Gareth Lyon, Head of Policy and Communications, at garethlyon@arcouk.org or on 075350 88498


Notes to editors


  1. About ARCO: ARCO (the Associated Retirement Community Operators) is the trade association for operators of housing-with-care developments for older people. ARCO was founded in 2012, and is now comprised of 27 private and not-for-profit operators of Retirement Communities. ARCO represents approximately 50% of the Retirement Community sector. ARCO sets high standards, and all ARCO members must adhere to the externally assessed ARCO Consumer Code. ARCO does not represent the traditional retirement housing model where there are limited services and no care is available or care homes.
  2. About Retirement Communities: Retirement Communities typically consist of individual one or two bedroom flats or houses, located in a development with similar properties. Residents have access to a range of services and facilities, which will include optional on-site care, 24-hour staffing, and dining and leisure facilities, and may also include bars, gyms and craft rooms. Retirement Communities are also sometimes referred to as housing-with-care schemes, retirement villages, extra care housing, assisted living, or close care apartments. They sit in between traditional retirement houses (which have less extensive staffing and leisure facilities), and care homes, and can be in urban or suburban locations.


  1. About Vision 2030: Vision 2030 is ARCO’s vision for 250,000 people to be living in retirement communities by 2030. The vision sets out ten areas of work for the sector in order to achieve this.
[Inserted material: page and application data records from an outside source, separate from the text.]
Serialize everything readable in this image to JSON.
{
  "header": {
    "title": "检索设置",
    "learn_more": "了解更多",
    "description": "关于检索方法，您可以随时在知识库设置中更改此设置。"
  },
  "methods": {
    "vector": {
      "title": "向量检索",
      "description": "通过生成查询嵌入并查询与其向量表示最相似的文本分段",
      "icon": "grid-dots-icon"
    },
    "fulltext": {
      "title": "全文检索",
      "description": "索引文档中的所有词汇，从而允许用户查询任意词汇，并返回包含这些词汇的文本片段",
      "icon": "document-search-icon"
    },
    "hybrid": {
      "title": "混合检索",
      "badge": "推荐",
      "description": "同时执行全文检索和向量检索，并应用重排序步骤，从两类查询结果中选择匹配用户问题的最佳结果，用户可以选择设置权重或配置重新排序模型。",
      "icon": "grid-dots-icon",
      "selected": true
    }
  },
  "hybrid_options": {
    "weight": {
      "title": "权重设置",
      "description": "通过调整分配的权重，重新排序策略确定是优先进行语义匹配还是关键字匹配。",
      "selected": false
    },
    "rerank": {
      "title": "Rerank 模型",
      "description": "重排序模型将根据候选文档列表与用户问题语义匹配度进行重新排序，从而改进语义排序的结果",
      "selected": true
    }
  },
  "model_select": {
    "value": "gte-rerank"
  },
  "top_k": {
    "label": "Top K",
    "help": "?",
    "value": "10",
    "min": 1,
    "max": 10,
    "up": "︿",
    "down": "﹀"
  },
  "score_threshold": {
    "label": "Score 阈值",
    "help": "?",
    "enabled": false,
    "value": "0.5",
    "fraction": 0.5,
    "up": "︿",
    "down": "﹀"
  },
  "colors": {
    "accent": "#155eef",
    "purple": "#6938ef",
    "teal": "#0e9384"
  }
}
These are:
  • Development of a clear customer proposition
  • Effective self-regulation
  • Enhanced health and wellbeing
  • Intelligent use of technology
  • Flexible models of tenure
  • Sustainable funding streams
  • Sector-specific legislation
  • Comprehensive and robust data
  • Clarity in the planning system
  • A highly trained workforce


For more information on Vision 2030, please contact Gareth Lyon, Head of Policy and Communications, at garethlyon@arcouk.org.
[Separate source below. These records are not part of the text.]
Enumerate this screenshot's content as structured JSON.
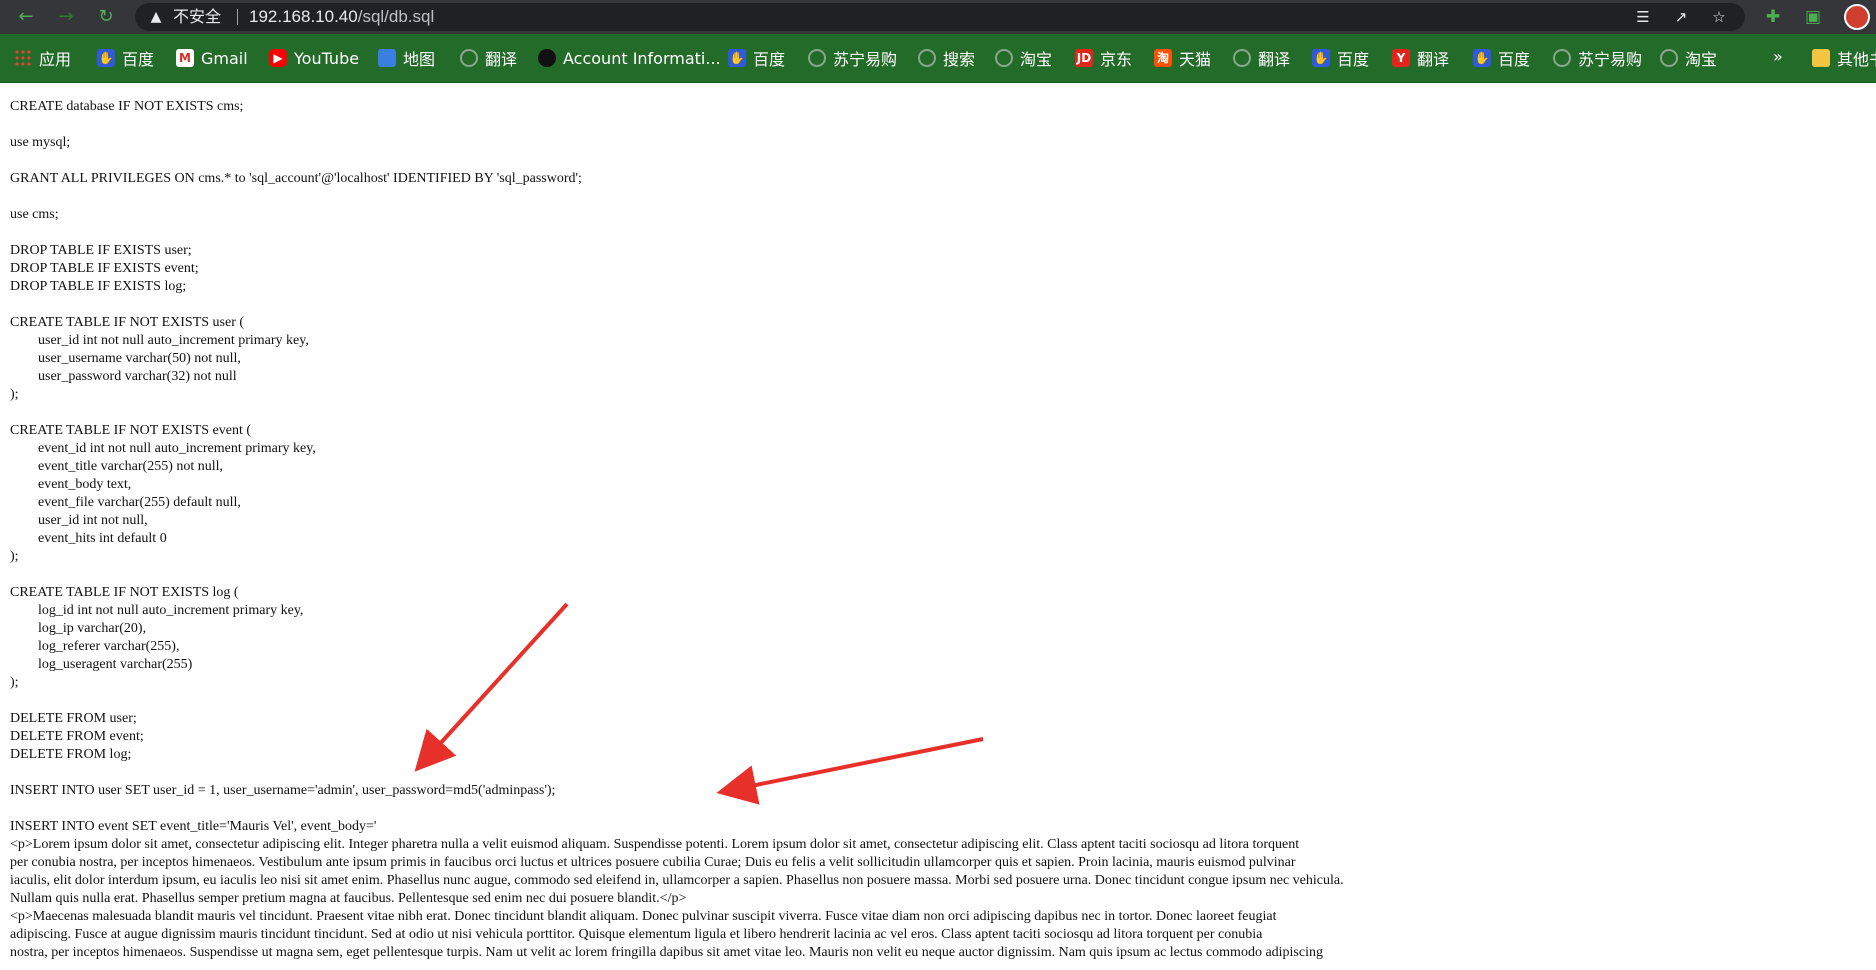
{
  "browser": {
    "insecure_label": "不安全",
    "url_host": "192.168.10.40",
    "url_path": "/sql/db.sql"
  },
  "bookmarks": [
    {
      "label": "应用",
      "icon": "apps-grid-icon"
    },
    {
      "label": "百度",
      "icon": "baidu-icon"
    },
    {
      "label": "Gmail",
      "icon": "gmail-icon"
    },
    {
      "label": "YouTube",
      "icon": "youtube-icon"
    },
    {
      "label": "地图",
      "icon": "maps-icon"
    },
    {
      "label": "翻译",
      "icon": "globe-icon"
    },
    {
      "label": "Account Informati...",
      "icon": "account-icon"
    },
    {
      "label": "百度",
      "icon": "baidu-icon"
    },
    {
      "label": "苏宁易购",
      "icon": "globe-icon"
    },
    {
      "label": "搜索",
      "icon": "globe-icon"
    },
    {
      "label": "淘宝",
      "icon": "globe-icon"
    },
    {
      "label": "京东",
      "icon": "jd-icon"
    },
    {
      "label": "天猫",
      "icon": "taobao-icon"
    },
    {
      "label": "翻译",
      "icon": "globe-icon"
    },
    {
      "label": "百度",
      "icon": "baidu-icon"
    },
    {
      "label": "翻译",
      "icon": "translate-icon"
    },
    {
      "label": "百度",
      "icon": "baidu-icon"
    },
    {
      "label": "苏宁易购",
      "icon": "globe-icon"
    },
    {
      "label": "淘宝",
      "icon": "globe-icon"
    }
  ],
  "bookmarks_more": "»",
  "other_bookmarks": "其他书签",
  "sql_lines": [
    "CREATE database IF NOT EXISTS cms;",
    "",
    "use mysql;",
    "",
    "GRANT ALL PRIVILEGES ON cms.* to 'sql_account'@'localhost' IDENTIFIED BY 'sql_password';",
    "",
    "use cms;",
    "",
    "DROP TABLE IF EXISTS user;",
    "DROP TABLE IF EXISTS event;",
    "DROP TABLE IF EXISTS log;",
    "",
    "CREATE TABLE IF NOT EXISTS user (",
    "        user_id int not null auto_increment primary key,",
    "        user_username varchar(50) not null,",
    "        user_password varchar(32) not null",
    ");",
    "",
    "CREATE TABLE IF NOT EXISTS event (",
    "        event_id int not null auto_increment primary key,",
    "        event_title varchar(255) not null,",
    "        event_body text,",
    "        event_file varchar(255) default null,",
    "        user_id int not null,",
    "        event_hits int default 0",
    ");",
    "",
    "CREATE TABLE IF NOT EXISTS log (",
    "        log_id int not null auto_increment primary key,",
    "        log_ip varchar(20),",
    "        log_referer varchar(255),",
    "        log_useragent varchar(255)",
    ");",
    "",
    "DELETE FROM user;",
    "DELETE FROM event;",
    "DELETE FROM log;",
    "",
    "INSERT INTO user SET user_id = 1, user_username='admin', user_password=md5('adminpass');",
    "",
    "INSERT INTO event SET event_title='Mauris Vel', event_body='"
  ],
  "paragraph_lines": [
    "<p>Lorem ipsum dolor sit amet, consectetur adipiscing elit. Integer pharetra nulla a velit euismod aliquam. Suspendisse potenti. Lorem ipsum dolor sit amet, consectetur adipiscing elit. Class aptent taciti sociosqu ad litora torquent",
    "per conubia nostra, per inceptos himenaeos. Vestibulum ante ipsum primis in faucibus orci luctus et ultrices posuere cubilia Curae; Duis eu felis a velit sollicitudin ullamcorper quis et sapien. Proin lacinia, mauris euismod pulvinar",
    "iaculis, elit dolor interdum ipsum, eu iaculis leo nisi sit amet enim. Phasellus nunc augue, commodo sed eleifend in, ullamcorper a sapien. Phasellus non posuere massa. Morbi sed posuere urna. Donec tincidunt congue ipsum nec vehicula.",
    "Nullam quis nulla erat. Phasellus semper pretium magna at faucibus. Pellentesque sed enim nec dui posuere blandit.</p>",
    "<p>Maecenas malesuada blandit mauris vel tincidunt. Praesent vitae nibh erat. Donec tincidunt blandit aliquam. Donec pulvinar suscipit viverra. Fusce vitae diam non orci adipiscing dapibus nec in tortor. Donec laoreet feugiat",
    "adipiscing. Fusce at augue dignissim mauris tincidunt tincidunt. Sed at odio ut nisi vehicula porttitor. Quisque elementum ligula et libero hendrerit lacinia ac vel eros. Class aptent taciti sociosqu ad litora torquent per conubia",
    "nostra, per inceptos himenaeos. Suspendisse ut magna sem, eget pellentesque turpis. Nam ut velit ac lorem fringilla dapibus sit amet vitae leo. Mauris non velit eu neque auctor dignissim. Nam quis ipsum ac lectus commodo adipiscing"
  ],
  "colors": {
    "annotation_arrow": "#e8302a",
    "bookmark_bar": "#236b28",
    "toolbar": "#35363a"
  }
}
  1. Benefits of Retirement Communities:
  • Meeting the needs of an ageing population: Older people need and want choice in their housing for later life. However, at present housing options for older people are limited. Retirement Communities are an important element of housing choice for older people. Developing the capacity of the Retirement Community sector is vital to ensuring that the UK’s housing market is fit to meet the needs of an ageing population.
  • Promoting independence, security and wellbeing: Older people living in Retirement Communities are likely to experience lower levels of loneliness and social isolation. A 2014 study by the International Longevity Centre found that 82% of respondents in Retirement Communities said they hardly or never felt isolated, and only 1% often felt isolated.
  • Reducing costs and encouraging more efficient use of resources: Residents in Retirement Communities are able to receive specialist care in their homes if needed, enabling them to return home from hospital earlier. They are also less likely to enter hospital. For example, one way in which Retirement Communities improve health is by preventing falls. Retirement Community properties are designed and built with adaptations to support independence and research shows that those living in these specialist homes are between 1.5 and 2.8 times less likely to have a fall than those living in homes without adaptations. This helps to reduce pressure on NHS services.
  • A recent study found that NHS costs were reduced by 38% for those moving into Retirement Community housing and NHS costs for ‘frail’ residents had reduced by 51.5% after 12 months.
  • Responding to the housing shortage: Older people moving to a Retirement Community will typically ‘downsize’, freeing up much needed and under-occupied family sized homes. If all those interested in moving into a retirement property were able to do so, research suggests that approximately 3.29 million properties would be released, including nearly 2 million three-bedroom homes.